What's more, the choices are now global. Diane Pretty, who in 2002 was denied help to die in this country, still had the choice of going to Switzerland, which has different rules. Since then, 40 more terminally ill Brits have followed her. The 62-year-old Dr Rashbrook, who couldn't have a baby by IVF in Britain, went to Russia, where she was treated by an Italian doctor. I don't know the Koran and the Sharia's take on medical procedures, but I am certain that rich Muslims who wished to defy the texts of their faith find easy recourse in the medical facilities of the West. Those with money have most choices.
But who is to decide? This week, decisions have been in the hands of the ethics pundits and legislators: the Human Fertilisation and Embryology Authority and the House of Lords, which today debates Lord Joffe's Bill to assist the dying. Their talk is full of human rights concerns, subjective judgements of what is or is not "quality of life", alarms from medical personnel and religious pressure groups.
Within all of this, two concepts outrage me. Those opposing change constantly rely on "the slippery slope" argument as irrefutable. Go this way, they argue, and in the end you find yourselves in the gas chambers of Nazi Germany; take this course and in no time we'll be having designer babies genetically engineered to be good at sport or win musical scholarships. This simply won't do. Nothing is inevitable about human progress or decline. We cannot know the future and are frequently surprised by it. Who in the 1960s would have imagined cigarette smoking would become the subject of such passionate disapproval and legislation now, at the very time when alcohol - once the target of American prohibition - was positively promoted by changes in the licensing laws?

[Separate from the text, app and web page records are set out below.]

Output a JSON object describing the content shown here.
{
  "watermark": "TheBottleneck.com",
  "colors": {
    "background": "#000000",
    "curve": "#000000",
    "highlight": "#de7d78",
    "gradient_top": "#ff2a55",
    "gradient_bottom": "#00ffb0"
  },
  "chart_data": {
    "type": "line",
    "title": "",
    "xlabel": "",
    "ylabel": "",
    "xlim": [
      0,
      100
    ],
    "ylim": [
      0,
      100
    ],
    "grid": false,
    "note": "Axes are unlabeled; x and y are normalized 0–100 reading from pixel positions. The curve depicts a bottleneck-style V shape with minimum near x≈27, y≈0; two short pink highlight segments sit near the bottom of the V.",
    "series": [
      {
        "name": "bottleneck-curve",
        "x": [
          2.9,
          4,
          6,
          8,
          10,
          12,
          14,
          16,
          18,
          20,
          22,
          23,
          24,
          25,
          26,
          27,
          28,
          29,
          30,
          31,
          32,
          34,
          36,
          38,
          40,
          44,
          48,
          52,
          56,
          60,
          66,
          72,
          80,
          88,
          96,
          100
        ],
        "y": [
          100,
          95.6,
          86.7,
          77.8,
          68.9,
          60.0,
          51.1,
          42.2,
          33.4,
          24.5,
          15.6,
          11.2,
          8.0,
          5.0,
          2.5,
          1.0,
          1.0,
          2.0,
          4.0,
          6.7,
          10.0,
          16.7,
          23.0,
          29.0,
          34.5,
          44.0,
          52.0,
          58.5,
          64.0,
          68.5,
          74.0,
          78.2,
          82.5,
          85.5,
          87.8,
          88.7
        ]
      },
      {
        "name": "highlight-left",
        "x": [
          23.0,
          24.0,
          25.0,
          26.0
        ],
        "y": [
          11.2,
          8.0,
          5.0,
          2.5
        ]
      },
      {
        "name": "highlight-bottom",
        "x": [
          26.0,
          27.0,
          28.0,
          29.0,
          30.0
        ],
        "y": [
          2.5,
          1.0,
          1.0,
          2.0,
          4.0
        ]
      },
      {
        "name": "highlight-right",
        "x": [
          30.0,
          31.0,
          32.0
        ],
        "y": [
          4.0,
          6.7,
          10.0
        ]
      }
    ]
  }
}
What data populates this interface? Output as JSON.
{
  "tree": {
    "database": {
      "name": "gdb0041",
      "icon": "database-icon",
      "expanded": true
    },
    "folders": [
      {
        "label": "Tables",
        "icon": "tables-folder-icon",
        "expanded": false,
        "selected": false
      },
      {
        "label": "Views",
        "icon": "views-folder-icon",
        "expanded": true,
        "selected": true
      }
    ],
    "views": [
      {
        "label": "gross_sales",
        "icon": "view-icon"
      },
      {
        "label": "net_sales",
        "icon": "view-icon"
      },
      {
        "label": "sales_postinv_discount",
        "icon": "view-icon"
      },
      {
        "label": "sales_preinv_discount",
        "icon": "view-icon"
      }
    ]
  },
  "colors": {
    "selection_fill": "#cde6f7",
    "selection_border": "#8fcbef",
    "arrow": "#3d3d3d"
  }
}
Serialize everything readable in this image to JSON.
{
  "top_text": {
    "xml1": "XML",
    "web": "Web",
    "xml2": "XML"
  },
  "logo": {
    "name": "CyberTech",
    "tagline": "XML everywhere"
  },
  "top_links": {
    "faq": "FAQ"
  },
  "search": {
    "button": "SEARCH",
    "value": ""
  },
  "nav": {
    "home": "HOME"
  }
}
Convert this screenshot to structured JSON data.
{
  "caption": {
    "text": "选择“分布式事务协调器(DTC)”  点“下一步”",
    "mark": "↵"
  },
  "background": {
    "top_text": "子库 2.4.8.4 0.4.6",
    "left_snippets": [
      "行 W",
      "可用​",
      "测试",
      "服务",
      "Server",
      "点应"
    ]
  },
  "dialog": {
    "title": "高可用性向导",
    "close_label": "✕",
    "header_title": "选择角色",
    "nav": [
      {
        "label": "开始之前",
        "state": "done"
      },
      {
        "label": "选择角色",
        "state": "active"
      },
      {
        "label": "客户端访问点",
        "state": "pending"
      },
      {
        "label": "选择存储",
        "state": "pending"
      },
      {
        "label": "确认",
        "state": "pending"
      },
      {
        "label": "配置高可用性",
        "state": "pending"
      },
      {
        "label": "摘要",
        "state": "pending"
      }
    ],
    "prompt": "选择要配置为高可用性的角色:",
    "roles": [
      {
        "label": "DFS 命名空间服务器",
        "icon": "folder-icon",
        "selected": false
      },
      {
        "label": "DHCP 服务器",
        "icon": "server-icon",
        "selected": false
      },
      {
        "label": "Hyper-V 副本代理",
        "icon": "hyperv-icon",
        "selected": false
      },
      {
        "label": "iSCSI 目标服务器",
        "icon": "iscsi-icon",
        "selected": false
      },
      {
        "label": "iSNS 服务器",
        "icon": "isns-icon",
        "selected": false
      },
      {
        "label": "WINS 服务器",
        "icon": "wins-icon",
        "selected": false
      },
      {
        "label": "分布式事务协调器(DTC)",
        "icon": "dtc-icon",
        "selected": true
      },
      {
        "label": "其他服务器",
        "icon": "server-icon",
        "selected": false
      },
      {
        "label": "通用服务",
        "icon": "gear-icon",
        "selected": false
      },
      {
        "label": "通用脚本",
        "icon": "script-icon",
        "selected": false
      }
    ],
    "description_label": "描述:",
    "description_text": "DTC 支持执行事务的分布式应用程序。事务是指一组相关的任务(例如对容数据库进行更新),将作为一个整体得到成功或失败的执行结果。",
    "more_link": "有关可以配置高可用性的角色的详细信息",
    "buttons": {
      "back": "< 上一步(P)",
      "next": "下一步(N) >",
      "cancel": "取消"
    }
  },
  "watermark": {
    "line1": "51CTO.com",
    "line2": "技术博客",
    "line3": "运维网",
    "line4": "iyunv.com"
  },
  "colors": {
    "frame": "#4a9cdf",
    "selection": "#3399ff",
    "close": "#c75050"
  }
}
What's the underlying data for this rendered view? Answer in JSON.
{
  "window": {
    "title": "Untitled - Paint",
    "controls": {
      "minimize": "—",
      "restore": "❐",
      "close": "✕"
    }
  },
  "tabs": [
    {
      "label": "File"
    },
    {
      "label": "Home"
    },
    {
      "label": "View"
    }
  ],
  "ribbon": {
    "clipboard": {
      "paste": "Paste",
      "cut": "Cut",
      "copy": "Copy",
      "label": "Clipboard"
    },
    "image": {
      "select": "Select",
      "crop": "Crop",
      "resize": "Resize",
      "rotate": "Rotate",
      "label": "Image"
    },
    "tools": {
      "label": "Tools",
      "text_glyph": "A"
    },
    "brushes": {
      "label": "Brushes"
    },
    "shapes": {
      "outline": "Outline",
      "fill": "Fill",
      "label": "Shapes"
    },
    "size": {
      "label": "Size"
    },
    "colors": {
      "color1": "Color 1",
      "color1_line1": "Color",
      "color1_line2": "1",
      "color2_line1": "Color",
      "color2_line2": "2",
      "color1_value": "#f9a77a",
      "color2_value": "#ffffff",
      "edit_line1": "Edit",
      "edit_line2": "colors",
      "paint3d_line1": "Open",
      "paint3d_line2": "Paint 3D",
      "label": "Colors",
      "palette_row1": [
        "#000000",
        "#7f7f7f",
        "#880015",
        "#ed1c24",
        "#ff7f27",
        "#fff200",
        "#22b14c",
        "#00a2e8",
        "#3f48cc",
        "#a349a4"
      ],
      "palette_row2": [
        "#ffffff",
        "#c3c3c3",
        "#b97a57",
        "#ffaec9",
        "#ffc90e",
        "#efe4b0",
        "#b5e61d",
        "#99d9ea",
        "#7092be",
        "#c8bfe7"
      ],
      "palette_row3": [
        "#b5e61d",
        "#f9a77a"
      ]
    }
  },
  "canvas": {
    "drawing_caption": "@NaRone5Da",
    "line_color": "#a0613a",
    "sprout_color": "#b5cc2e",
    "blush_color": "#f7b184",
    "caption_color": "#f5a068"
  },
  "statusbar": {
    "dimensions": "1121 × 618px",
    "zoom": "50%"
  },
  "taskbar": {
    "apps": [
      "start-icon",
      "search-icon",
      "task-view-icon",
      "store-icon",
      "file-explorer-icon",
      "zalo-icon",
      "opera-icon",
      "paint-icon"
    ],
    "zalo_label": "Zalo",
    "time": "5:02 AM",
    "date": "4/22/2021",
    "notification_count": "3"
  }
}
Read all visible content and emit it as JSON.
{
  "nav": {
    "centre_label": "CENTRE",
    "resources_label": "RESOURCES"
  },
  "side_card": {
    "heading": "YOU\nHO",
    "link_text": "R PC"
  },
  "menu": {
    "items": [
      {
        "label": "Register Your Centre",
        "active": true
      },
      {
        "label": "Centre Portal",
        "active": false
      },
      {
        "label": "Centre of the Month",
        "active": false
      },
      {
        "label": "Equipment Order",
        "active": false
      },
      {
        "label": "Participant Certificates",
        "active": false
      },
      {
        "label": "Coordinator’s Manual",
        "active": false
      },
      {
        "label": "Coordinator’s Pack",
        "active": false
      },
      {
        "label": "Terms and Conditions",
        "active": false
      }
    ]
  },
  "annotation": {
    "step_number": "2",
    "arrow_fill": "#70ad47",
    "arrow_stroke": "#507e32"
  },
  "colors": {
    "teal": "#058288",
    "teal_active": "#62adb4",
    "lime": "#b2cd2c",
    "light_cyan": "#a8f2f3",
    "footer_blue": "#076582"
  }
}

What makes communities of individuals decide vaccination and inoculation are fine, but that GM crops are loaded with too much risk? Human judgement isn't some hallowed library of wisdom, it is volatile, suggestible and often victim to the vagaries of the times.
Yes, there are slippery slopes and, yes, the gas chambers are a warning. If mankind once went that way, it has the potential to do so again. But compared with massive slaughter and inhumanity, the safeguarded wish to relieve the last moments of an agonising death seem of another order entirely, one born of compassion and respect for the individual's own capacity to determine their own life.
And that's the second concern that infuriates me, that old and ill people are particularly "vulnerable" and in need of protection against their own whims. Again, this won't do. The great majority of old people have a shrewd idea of their place in the order of things, often, especially if you're a woman, as a well-nigh invisible person whose concerns are usually disregarded by the thrusting younger generations. So lets have no pious talk of concern for the vulnerable as a way of denying old people what they say they want. Lets not allege that their brains have gone soft simply because they want to die rather than live an intolerable life. Lets not pretend they can be snatched by tender and abundant hospice care in idyllically restful settings - all leafy gardens and crisp white sheets - from the squalor of the protracted deathbed many of us have witnessed. What's needed here is a dose of reality.
Yes, the "vulnerable" do need protecting. Those avaricious families keen to see granny off and claim her money, those medical institutions in need of an extra bed, mustn't have their greedy way. But to be old, or to be old and ill, is not the same as being so vulnerable and helpless that your right to decide about your own life must be taken from you. The pressure to impose on older people what others think is good for them has to be resisted. They can and will increasingly speak for themselves.
We have been groomed by market ideology to think that choice is what matters: choice of schools, choice of hospitals, choice of consumer goods. Coming generations, secular in outlook and pragmatic about decisions, will want to exercise their own minds about what science makes possible. The choice of embryos that will eliminate damaging genes, the possibility of avoiding the last agonising moments, will not go away. Debates will recur, issues re-emerge. Life is a slippery slope, and it's a good place to be. We just need to keep our balance.Reuse content